◆ EXERCISE DETAILS
Set the data down exactly as it stands, and keep its pictures out.

[Dataset rows describing interfaces]
- - -

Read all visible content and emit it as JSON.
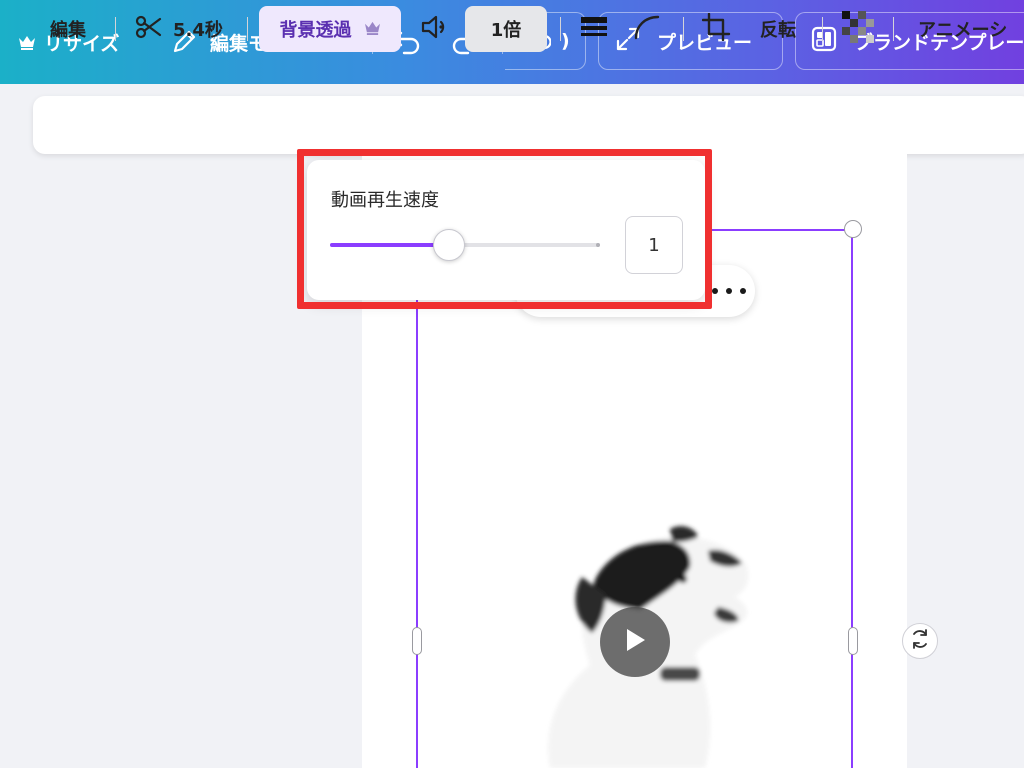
{
  "topbar": {
    "resize_label": "リサイズ",
    "edit_mode_label": "編集モード",
    "preview_label": "プレビュー",
    "brand_template_label": "ブランドテンプレー",
    "partial_label": ")"
  },
  "toolbar": {
    "edit_label": "編集",
    "duration_label": "5.4秒",
    "bg_remove_label": "背景透過",
    "speed_label": "1倍",
    "flip_label": "反転",
    "animation_label": "アニメーシ"
  },
  "speed_popup": {
    "title": "動画再生速度",
    "value": "1",
    "slider_fraction": 0.44
  },
  "colors": {
    "accent": "#8b3dff",
    "highlight_outline": "#f03030",
    "bg_remove_pill": "#efe8fd",
    "speed_pill": "#e6e7ea"
  },
  "icons": {
    "crown": "crown-icon",
    "pencil": "pencil-icon",
    "chevron": "chevron-down-icon",
    "undo": "undo-icon",
    "redo": "redo-icon",
    "cloud": "cloud-check-icon",
    "expand": "expand-icon",
    "template": "template-icon",
    "scissors": "scissors-icon",
    "volume": "volume-icon",
    "line_weight": "line-weight-icon",
    "corner": "corner-rounding-icon",
    "crop": "crop-icon",
    "transparency": "transparency-icon",
    "rotate": "rotate-icon",
    "play": "play-icon",
    "more": "more-dots-icon"
  }
}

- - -

◆ OUTPUT FOR THIS EXERCISE
Read all visible content and emit it as JSON.
{
  "topbar": {
    "resize_label": "リサイズ",
    "edit_mode_label": "編集モード",
    "preview_label": "プレビュー",
    "brand_template_label": "ブランドテンプレー",
    "partial_label": ")"
  },
  "toolbar": {
    "edit_label": "編集",
    "duration_label": "5.4秒",
    "bg_remove_label": "背景透過",
    "speed_label": "1倍",
    "flip_label": "反転",
    "animation_label": "アニメーシ"
  },
  "speed_popup": {
    "title": "動画再生速度",
    "value": "1",
    "slider_fraction": 0.44
  },
  "colors": {
    "accent": "#8b3dff",
    "highlight_outline": "#f03030",
    "bg_remove_pill": "#efe8fd",
    "speed_pill": "#e6e7ea"
  },
  "icons": {
    "crown": "crown-icon",
    "pencil": "pencil-icon",
    "chevron": "chevron-down-icon",
    "undo": "undo-icon",
    "redo": "redo-icon",
    "cloud": "cloud-check-icon",
    "expand": "expand-icon",
    "template": "template-icon",
    "scissors": "scissors-icon",
    "volume": "volume-icon",
    "line_weight": "line-weight-icon",
    "corner": "corner-rounding-icon",
    "crop": "crop-icon",
    "transparency": "transparency-icon",
    "rotate": "rotate-icon",
    "play": "play-icon",
    "more": "more-dots-icon"
  }
}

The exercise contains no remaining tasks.